We have learned much in the recent spate of frauds and meltdowns on how the stolen and misappropriated assets move. Because the blockchain records every transfer and transaction undertaken, there is a trail. Bad actors have implemented new techniques, using "mixers" to try and obfuscate the stolen and removed tokens, by sending them into "pooling" wallets. Similarly, bad actors have traditionally moved stolen cryptocurrency through the use of a single blockchain. Recently, however, bad actors are using chain hopping to disguise the flow of stolen funds. Chain hopping involves swapping cryptocurrencies from one token to another, such as on Uniswap, in an effort to cloud the flow and movement of the illicitly obtained assets.

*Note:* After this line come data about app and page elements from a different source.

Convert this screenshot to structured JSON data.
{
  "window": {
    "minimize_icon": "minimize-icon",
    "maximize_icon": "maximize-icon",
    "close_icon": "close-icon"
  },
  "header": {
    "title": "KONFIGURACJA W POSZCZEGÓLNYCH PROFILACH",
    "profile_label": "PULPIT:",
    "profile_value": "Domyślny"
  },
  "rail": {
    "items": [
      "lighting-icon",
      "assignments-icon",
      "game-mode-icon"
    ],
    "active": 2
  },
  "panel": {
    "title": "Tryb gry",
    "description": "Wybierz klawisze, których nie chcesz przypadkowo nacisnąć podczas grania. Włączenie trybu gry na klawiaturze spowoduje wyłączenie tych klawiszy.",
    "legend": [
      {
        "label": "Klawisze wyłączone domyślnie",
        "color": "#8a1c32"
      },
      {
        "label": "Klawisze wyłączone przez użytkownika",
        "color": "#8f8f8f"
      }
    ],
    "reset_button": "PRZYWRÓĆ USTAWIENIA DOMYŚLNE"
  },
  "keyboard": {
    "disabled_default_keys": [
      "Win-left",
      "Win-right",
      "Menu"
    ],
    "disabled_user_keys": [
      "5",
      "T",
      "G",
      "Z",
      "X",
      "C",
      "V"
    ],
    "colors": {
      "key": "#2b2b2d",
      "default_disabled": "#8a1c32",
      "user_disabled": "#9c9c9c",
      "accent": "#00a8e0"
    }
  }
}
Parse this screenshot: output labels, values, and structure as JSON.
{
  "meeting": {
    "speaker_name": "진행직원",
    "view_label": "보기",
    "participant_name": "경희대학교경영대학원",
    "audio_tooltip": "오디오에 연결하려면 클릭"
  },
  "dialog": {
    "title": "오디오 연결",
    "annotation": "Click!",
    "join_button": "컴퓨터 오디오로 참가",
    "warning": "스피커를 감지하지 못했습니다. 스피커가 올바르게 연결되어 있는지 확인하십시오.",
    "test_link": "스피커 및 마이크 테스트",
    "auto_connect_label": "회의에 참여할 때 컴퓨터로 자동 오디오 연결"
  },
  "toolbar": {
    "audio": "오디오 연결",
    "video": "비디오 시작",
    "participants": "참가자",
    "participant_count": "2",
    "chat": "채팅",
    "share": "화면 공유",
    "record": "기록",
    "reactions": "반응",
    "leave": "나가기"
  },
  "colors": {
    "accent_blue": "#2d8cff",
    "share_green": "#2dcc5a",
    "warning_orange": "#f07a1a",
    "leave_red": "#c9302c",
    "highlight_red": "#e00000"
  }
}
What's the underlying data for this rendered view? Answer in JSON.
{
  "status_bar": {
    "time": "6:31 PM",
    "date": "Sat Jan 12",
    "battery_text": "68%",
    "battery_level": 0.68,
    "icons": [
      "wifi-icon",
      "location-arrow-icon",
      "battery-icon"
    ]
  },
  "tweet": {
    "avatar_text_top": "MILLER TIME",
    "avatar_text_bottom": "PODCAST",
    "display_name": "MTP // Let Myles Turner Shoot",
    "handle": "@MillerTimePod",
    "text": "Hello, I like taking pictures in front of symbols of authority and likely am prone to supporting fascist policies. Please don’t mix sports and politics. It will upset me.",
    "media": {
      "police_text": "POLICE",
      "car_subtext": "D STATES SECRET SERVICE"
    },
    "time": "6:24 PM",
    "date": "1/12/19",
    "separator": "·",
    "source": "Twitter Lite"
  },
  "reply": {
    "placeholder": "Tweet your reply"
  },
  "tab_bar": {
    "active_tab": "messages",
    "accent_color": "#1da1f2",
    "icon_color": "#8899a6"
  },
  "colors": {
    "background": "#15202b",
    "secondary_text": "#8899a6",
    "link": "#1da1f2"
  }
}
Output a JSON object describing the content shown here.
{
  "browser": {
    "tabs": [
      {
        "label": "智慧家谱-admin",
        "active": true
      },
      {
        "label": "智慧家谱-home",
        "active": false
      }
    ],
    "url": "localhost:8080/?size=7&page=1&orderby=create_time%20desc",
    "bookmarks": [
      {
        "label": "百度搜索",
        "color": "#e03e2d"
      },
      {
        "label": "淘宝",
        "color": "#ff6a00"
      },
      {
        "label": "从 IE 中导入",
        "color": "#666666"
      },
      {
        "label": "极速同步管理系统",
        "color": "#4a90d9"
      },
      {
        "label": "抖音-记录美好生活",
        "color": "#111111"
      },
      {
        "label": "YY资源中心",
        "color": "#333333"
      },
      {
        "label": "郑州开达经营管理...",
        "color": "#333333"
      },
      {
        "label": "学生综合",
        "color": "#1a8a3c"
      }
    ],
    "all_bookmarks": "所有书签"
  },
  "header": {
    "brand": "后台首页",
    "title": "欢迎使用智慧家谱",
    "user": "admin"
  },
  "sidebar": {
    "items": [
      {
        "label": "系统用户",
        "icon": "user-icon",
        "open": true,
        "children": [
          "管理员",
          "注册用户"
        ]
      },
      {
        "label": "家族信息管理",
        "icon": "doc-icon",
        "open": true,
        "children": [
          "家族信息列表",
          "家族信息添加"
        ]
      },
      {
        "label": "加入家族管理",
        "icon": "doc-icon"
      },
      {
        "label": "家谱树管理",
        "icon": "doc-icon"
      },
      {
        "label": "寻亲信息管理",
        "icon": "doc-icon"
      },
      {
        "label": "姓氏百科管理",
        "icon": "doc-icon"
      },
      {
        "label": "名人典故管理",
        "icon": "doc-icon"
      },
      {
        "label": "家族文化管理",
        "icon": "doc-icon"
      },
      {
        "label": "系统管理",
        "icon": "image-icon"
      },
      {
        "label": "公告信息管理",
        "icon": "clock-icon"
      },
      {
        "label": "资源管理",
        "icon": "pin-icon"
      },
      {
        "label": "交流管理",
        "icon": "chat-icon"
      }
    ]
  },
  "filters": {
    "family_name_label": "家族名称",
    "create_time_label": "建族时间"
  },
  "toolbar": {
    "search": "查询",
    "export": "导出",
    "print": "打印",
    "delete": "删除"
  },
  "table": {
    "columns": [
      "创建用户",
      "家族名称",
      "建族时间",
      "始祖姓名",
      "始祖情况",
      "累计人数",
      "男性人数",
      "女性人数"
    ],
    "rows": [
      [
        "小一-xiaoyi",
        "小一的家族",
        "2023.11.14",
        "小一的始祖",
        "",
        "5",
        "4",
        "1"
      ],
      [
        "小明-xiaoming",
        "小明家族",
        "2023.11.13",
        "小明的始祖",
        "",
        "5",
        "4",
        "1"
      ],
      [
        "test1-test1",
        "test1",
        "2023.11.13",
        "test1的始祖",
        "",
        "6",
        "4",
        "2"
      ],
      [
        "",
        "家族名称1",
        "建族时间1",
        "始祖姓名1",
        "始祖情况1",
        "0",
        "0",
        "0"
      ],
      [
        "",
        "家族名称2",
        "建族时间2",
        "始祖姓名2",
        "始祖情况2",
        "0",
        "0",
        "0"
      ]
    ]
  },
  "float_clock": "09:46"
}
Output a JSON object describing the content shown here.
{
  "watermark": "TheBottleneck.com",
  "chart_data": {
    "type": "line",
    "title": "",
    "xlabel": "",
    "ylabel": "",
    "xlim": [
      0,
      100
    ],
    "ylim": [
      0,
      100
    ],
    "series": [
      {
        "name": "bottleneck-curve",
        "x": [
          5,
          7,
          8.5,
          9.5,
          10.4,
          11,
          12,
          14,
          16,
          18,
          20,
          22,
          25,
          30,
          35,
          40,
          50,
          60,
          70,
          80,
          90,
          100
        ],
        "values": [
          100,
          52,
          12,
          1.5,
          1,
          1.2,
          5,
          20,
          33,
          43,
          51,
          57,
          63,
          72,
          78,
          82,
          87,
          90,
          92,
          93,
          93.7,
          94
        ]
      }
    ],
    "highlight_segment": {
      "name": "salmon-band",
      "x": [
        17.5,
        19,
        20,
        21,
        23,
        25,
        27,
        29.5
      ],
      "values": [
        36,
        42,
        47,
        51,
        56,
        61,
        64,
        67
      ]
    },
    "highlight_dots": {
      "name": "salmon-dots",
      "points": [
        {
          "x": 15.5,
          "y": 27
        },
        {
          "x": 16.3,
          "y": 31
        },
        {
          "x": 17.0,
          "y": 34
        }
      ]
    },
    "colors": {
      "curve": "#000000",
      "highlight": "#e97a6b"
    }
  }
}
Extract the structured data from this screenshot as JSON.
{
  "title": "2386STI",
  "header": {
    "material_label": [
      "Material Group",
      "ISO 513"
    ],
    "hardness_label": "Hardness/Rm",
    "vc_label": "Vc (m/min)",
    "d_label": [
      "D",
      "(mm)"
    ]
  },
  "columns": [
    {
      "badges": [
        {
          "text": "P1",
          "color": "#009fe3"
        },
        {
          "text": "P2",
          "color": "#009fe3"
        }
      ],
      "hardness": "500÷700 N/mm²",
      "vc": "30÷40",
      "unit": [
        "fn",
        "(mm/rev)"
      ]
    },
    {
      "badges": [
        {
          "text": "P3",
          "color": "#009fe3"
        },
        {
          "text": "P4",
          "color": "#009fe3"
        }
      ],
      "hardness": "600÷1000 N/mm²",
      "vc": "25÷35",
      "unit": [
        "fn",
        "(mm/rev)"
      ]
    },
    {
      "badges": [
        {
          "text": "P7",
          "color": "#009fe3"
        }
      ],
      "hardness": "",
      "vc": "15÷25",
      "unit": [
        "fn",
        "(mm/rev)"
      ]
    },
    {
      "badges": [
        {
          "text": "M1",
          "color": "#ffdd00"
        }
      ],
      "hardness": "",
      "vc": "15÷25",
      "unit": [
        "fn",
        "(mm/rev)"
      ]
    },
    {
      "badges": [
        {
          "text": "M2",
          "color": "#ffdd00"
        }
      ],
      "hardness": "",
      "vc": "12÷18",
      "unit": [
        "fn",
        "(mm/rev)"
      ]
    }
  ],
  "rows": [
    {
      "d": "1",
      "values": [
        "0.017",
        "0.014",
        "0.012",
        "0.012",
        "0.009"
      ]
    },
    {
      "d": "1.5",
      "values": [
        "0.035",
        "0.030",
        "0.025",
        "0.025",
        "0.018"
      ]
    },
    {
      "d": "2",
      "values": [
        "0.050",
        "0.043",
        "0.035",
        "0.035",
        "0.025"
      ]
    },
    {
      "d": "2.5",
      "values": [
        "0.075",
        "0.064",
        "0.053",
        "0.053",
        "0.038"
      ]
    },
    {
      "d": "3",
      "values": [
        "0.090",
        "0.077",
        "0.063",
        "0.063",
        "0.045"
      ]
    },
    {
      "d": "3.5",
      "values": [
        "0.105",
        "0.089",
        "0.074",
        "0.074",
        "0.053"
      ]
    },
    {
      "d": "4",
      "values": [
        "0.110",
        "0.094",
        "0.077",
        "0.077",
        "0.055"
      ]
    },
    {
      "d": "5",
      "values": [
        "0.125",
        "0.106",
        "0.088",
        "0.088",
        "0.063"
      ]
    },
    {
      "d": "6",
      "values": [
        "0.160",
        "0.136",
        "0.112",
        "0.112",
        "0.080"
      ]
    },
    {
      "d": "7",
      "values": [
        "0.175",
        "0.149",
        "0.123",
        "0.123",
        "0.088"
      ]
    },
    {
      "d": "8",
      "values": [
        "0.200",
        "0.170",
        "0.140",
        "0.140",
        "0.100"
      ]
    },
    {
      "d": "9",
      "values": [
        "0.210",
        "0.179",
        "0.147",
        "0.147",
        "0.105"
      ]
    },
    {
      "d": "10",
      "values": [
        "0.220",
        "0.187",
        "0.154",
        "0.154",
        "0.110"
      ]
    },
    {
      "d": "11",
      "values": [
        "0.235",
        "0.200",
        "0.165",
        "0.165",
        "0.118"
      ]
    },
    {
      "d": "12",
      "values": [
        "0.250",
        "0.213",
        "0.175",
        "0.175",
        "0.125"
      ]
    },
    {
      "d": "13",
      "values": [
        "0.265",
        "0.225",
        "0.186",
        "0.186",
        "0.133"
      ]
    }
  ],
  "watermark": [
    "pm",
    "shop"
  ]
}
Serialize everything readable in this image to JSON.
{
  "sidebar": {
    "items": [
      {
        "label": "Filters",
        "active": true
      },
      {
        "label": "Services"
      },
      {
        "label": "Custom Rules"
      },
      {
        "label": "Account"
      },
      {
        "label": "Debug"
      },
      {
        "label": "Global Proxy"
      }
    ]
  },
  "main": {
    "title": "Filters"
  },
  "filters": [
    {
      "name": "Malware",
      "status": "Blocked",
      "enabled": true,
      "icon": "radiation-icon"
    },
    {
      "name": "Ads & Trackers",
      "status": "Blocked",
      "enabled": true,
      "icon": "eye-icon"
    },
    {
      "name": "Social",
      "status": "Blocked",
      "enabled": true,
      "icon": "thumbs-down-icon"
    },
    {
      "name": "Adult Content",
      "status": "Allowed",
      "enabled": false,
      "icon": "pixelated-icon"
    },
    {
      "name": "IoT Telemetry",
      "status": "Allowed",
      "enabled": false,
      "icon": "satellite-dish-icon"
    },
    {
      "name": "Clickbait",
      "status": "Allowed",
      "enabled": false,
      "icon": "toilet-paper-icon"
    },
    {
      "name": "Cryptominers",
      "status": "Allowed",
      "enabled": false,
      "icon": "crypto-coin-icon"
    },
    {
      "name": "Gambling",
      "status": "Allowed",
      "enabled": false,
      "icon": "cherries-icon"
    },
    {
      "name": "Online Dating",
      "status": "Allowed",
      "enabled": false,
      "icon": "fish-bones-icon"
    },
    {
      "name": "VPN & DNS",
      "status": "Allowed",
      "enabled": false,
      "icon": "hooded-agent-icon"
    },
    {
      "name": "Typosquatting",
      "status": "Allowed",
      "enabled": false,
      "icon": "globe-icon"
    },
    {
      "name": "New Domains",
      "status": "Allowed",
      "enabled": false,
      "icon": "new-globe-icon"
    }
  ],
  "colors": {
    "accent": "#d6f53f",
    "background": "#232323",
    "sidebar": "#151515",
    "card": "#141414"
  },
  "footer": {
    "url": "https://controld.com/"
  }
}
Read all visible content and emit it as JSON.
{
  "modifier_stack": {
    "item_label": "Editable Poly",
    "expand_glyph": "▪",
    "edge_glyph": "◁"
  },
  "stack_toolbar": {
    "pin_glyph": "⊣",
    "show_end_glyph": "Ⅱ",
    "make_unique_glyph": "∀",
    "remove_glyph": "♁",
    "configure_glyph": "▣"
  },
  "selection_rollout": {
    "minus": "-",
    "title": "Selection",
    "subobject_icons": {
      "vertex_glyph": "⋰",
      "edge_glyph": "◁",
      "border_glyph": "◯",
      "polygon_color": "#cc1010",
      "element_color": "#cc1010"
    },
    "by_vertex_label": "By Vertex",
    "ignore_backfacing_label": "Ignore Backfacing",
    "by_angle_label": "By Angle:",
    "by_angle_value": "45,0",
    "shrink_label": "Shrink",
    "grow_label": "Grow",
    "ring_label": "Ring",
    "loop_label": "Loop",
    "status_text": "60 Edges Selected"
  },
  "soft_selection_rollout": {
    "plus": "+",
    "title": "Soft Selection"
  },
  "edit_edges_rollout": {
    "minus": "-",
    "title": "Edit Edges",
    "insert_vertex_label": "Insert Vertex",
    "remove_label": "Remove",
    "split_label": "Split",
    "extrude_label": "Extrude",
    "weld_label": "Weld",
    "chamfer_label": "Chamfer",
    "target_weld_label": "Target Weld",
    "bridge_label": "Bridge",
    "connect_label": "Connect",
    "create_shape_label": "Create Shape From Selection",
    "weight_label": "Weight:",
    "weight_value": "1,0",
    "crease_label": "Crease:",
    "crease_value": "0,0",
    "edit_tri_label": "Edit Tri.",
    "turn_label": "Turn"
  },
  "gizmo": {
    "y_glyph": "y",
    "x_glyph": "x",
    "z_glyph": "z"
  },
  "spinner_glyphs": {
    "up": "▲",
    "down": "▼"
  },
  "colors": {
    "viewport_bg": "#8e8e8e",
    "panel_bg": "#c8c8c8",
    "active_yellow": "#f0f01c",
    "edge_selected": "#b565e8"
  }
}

With the transaction IDs of a victim's assets, the movement of stolen and misappropriated funds can be traced. Many exchanges are determined to operate within the U.S. jurisdiction, where "Know Your Customer" (KYC) requirements are generally required for exchanges, because of the significance of the market share to be gained. In an attempt to be considered "compliant", many exchanges outside the U.S. that do not have KYC requirements and as such, are not otherwise required to, are voluntarily collecting KYC information and responding to requests for information. As a result, investigations are having more success at tracing and compelling exchanges to identify account holders, balances, and transactions. In recent investigations undertaken by the authors, exchanges have been served with subpoenas and some have indicated a willingness to cooperate.
Victims also have the option of engaging law enforcement to help. In 2021, the DOJ announced the formation of the National Cryptocurrency Enforcement Team (NCET), to specifically investigate and prosecute the criminal misuse of cryptocurrency. Similarly, the FBI and other federal investigative agencies have established special units to investigate federal violations involving cryptocurrency. This increase in government resources and capabilities has resulted in several high-profile indictments, arrests, and successful prosecutions. If the FTX case is any indicator, these investigations will only increase in size and complexity.
Successfully referring a matter to investigative authorities has numerous challenges because of the complexity and speed of technology used to steal cryptocurrency. The government will need to conduct their own independent investigation, however a proper referral using accepted investigative procedures coupled with known tracing technologies could potentially accelerate a government case. Time is a critical component in these investigations and any opportunity to locate and track misappropriated assets should be prioritized. The authors have been successful in a number of recent cases in referring cryptocurrency loss cases to appropriate law enforcement bodies.
The content of this article is intended to provide a general guide to the subject matter. Specialist advice should be sought about your specific circumstances.